◆ Activity
A complete answer lists every line of the entries below where the string "selection" appears.

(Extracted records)
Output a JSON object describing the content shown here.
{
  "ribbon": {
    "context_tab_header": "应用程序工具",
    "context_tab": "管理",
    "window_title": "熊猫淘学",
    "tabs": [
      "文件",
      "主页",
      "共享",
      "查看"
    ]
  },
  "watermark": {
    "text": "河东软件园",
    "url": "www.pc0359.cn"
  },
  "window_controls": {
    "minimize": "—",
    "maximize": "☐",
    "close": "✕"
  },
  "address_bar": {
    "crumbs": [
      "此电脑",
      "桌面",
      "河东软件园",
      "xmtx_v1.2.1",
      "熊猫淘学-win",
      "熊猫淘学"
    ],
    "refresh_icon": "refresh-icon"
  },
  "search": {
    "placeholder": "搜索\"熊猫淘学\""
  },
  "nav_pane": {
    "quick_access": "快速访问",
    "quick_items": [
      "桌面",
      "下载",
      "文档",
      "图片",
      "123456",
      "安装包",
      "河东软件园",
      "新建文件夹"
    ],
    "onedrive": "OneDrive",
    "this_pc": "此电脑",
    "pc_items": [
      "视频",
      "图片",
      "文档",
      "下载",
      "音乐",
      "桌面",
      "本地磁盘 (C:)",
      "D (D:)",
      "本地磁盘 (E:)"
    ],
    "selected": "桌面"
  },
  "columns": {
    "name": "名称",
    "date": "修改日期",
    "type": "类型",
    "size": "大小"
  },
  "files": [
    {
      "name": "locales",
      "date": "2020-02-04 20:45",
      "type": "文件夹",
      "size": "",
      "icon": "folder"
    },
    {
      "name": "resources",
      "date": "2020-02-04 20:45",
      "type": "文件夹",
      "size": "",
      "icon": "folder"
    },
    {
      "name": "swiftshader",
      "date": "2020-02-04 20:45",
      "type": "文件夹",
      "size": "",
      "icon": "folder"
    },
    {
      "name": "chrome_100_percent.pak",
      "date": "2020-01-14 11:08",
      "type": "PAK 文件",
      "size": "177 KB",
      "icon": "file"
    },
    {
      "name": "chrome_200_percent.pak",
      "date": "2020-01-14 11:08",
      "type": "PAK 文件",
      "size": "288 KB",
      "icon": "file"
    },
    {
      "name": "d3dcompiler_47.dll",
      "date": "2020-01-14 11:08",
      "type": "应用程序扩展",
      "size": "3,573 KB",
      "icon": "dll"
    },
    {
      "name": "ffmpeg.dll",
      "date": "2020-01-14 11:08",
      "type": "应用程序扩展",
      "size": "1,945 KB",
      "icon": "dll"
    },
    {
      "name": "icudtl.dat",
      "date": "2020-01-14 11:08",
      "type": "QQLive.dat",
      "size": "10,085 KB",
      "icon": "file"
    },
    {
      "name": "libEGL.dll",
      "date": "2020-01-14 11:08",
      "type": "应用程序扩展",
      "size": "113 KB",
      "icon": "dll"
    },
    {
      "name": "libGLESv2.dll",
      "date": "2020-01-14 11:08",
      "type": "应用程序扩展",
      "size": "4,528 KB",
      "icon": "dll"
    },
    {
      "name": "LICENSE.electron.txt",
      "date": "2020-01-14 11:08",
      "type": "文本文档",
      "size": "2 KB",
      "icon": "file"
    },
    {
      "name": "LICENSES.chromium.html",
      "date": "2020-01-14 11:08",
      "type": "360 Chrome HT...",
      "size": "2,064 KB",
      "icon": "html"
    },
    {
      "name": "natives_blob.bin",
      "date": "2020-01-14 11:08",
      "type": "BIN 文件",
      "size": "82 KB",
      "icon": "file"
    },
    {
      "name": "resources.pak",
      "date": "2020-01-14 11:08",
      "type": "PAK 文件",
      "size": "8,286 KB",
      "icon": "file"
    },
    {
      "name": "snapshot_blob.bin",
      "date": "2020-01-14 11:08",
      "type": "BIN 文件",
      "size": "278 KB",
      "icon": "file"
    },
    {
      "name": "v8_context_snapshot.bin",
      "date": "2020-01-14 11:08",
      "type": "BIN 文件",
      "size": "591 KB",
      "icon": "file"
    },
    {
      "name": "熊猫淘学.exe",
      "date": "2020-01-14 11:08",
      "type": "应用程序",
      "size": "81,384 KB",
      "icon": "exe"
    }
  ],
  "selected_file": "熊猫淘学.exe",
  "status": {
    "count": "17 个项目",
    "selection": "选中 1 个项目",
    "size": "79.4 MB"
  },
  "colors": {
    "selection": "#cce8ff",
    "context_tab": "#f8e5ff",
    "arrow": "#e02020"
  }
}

◆ Answer for the task
    "selection": "选中 1 个项目",
    "selection": "#cce8ff",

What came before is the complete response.